Next, Christian discussed how citizenship to her means participating in your community and how important it is to be passionate about something. She told us about a paper she had just written about community involvement and about how one of the three women she highlighted in her paper helped homeless people not by just showing up with food, but finding out what they truly needed (clothes, money, a place to sleep, etc) and then helping them get or find that. This can relate to our class in how we discussed how to try solve wicked problems or even just emergency situations by listening to what is needed instead of just doing what we believe is best. Jacob and Connor both gave a more general, world-wide definition of citizenship by discussing how people need to use their strengths in order to contribute effectively in the community in which they live. Before we had to go we briefly discussed the pressing issue of gun violence which I was happy to be able to be a major part of because of the social issue project am working on in class. Lastly, we all talked about how we think technology is positively affecting the world today. In a world where so much negative attention is put on technology, it can be easy to forget the amazing benefits that comes with it. We all agreed that technology enables us to have a global economy, makes it easy to learn about other cultures that makes us more accepting individuals and easily accessible education on any topic you can think of.
Speaking of technology, by the time we finished eating I glanced at my phone for the first time and saw that I had several text messages from my cheer coach wondering where I was. When I first arrived I had been constantly checking my watch to see when I needed to leave but later was surprised that I had gotten so enthralled in the conversation and the incredible experience that I had totally forgotten about my phone and cheer practice.
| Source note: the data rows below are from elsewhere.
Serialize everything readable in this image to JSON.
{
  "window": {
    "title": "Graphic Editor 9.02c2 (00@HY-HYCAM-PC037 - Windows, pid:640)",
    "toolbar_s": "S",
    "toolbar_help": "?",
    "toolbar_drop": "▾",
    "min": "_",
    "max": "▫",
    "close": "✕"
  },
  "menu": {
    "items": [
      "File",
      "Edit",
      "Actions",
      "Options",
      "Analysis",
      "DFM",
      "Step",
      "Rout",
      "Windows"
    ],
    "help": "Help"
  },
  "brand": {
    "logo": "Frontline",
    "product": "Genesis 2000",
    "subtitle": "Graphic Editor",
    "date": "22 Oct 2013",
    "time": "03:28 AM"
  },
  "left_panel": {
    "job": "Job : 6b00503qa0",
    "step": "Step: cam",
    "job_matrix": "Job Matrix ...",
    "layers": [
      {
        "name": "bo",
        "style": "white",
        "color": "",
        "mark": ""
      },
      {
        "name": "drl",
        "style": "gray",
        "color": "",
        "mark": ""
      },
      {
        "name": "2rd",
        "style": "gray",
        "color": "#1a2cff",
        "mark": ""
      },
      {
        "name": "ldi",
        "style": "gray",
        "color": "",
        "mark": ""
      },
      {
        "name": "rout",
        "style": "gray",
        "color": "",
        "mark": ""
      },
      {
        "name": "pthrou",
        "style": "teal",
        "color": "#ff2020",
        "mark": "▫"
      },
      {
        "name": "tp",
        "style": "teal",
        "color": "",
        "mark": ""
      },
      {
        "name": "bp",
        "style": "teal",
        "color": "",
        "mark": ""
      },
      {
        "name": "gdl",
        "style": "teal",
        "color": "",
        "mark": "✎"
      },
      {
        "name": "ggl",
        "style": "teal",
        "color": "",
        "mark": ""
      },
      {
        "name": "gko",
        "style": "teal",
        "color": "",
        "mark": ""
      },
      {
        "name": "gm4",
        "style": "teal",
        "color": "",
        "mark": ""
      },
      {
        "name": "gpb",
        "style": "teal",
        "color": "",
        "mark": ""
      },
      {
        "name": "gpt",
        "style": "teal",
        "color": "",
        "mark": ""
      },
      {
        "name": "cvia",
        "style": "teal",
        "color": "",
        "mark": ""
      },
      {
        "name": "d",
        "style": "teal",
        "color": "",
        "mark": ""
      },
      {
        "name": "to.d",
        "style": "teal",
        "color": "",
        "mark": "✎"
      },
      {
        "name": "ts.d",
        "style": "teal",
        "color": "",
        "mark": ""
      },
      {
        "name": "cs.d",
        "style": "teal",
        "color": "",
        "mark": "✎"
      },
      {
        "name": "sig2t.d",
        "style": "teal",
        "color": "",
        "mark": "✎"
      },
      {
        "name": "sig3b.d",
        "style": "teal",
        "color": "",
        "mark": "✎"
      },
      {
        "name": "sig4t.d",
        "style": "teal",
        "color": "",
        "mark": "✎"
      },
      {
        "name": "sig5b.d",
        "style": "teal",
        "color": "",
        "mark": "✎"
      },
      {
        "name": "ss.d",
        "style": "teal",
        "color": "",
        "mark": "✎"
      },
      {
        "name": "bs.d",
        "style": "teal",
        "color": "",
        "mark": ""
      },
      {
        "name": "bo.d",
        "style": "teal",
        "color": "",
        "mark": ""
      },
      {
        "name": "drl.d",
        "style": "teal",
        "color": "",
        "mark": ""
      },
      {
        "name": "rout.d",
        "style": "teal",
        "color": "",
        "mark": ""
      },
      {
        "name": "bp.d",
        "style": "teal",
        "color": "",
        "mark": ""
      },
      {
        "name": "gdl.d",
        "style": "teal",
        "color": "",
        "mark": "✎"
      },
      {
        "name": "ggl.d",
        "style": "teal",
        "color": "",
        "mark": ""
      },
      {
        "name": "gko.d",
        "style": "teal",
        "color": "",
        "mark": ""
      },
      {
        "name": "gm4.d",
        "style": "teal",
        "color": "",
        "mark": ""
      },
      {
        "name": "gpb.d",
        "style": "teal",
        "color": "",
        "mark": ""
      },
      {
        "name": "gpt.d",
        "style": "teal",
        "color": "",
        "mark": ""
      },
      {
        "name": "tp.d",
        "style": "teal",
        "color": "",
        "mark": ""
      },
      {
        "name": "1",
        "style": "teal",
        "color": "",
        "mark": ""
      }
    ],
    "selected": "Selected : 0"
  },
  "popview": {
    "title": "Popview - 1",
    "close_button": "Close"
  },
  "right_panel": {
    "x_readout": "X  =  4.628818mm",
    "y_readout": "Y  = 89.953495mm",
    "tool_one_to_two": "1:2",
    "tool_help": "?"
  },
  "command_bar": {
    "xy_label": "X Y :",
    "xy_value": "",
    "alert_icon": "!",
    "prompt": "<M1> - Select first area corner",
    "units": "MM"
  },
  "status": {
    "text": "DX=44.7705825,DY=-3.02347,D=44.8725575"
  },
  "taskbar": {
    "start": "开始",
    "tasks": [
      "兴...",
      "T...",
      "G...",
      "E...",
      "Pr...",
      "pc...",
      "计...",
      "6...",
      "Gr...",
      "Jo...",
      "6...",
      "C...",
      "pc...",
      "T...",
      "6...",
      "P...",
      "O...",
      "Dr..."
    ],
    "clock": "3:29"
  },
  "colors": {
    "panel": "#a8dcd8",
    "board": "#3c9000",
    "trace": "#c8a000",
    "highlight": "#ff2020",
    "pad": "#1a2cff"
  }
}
I guess that’s what this project was truly about. Meeting new people and learning new things, not only about other people and the world around you, but learning where you stand on issues compared to others. Through this I was able to hear about people’s personal experiences that shaped them into the people they are today, such as growing up in rural Kentucky, or going on several tours to Afghanistan. Hearing these stories made me think back on my own life and made me ask myself why I believe what I do. Why am I passionate about certain things?
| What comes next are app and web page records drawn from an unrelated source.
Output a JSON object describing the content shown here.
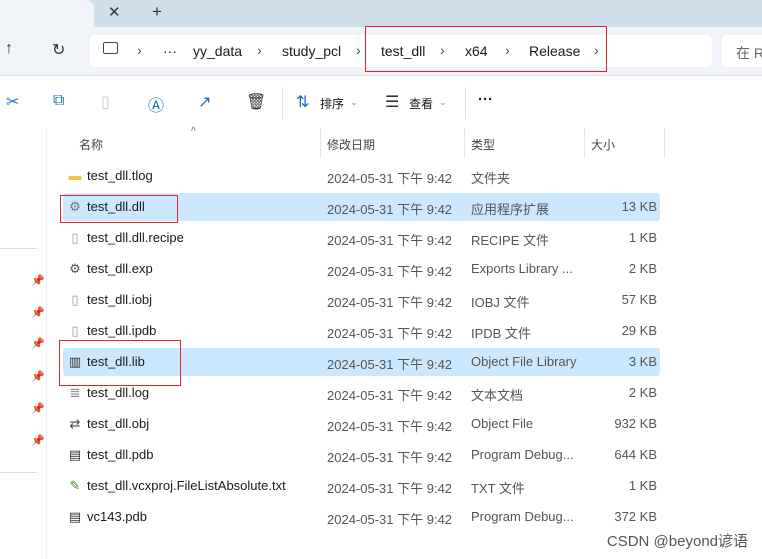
{
  "tabbar": {
    "close_icon": "close-icon",
    "new_tab": "+"
  },
  "address": {
    "crumbs": [
      "yy_data",
      "study_pcl",
      "test_dll",
      "x64",
      "Release"
    ],
    "ellipsis": "···",
    "search_placeholder": "在 R"
  },
  "toolbar": {
    "sort_label": "排序",
    "view_label": "查看",
    "more": "···"
  },
  "columns": {
    "name": "名称",
    "date": "修改日期",
    "type": "类型",
    "size": "大小"
  },
  "files": [
    {
      "name": "test_dll.tlog",
      "date": "2024-05-31 下午 9:42",
      "type": "文件夹",
      "size": "",
      "icon": "folder-icon",
      "selected": false
    },
    {
      "name": "test_dll.dll",
      "date": "2024-05-31 下午 9:42",
      "type": "应用程序扩展",
      "size": "13 KB",
      "icon": "dll-icon",
      "selected": true
    },
    {
      "name": "test_dll.dll.recipe",
      "date": "2024-05-31 下午 9:42",
      "type": "RECIPE 文件",
      "size": "1 KB",
      "icon": "file-icon",
      "selected": false
    },
    {
      "name": "test_dll.exp",
      "date": "2024-05-31 下午 9:42",
      "type": "Exports Library ...",
      "size": "2 KB",
      "icon": "exp-icon",
      "selected": false
    },
    {
      "name": "test_dll.iobj",
      "date": "2024-05-31 下午 9:42",
      "type": "IOBJ 文件",
      "size": "57 KB",
      "icon": "file-icon",
      "selected": false
    },
    {
      "name": "test_dll.ipdb",
      "date": "2024-05-31 下午 9:42",
      "type": "IPDB 文件",
      "size": "29 KB",
      "icon": "file-icon",
      "selected": false
    },
    {
      "name": "test_dll.lib",
      "date": "2024-05-31 下午 9:42",
      "type": "Object File Library",
      "size": "3 KB",
      "icon": "library-icon",
      "selected": true
    },
    {
      "name": "test_dll.log",
      "date": "2024-05-31 下午 9:42",
      "type": "文本文档",
      "size": "2 KB",
      "icon": "text-file-icon",
      "selected": false
    },
    {
      "name": "test_dll.obj",
      "date": "2024-05-31 下午 9:42",
      "type": "Object File",
      "size": "932 KB",
      "icon": "obj-icon",
      "selected": false
    },
    {
      "name": "test_dll.pdb",
      "date": "2024-05-31 下午 9:42",
      "type": "Program Debug...",
      "size": "644 KB",
      "icon": "pdb-icon",
      "selected": false
    },
    {
      "name": "test_dll.vcxproj.FileListAbsolute.txt",
      "date": "2024-05-31 下午 9:42",
      "type": "TXT 文件",
      "size": "1 KB",
      "icon": "txt-icon",
      "selected": false
    },
    {
      "name": "vc143.pdb",
      "date": "2024-05-31 下午 9:42",
      "type": "Program Debug...",
      "size": "372 KB",
      "icon": "pdb-icon",
      "selected": false
    }
  ],
  "watermark": "CSDN @beyond谚语"
}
In conclusion, I sincerely enjoyed this project far more and learned more about others and myself than I ever thought possible in a short three hours. Thank you so much to the amazing Ms. Ryan for opening up her beautiful home, Chuck for keeping us laughing all night and my fellow Honors 251 students for asking thought provoking questions and making some super good pizza.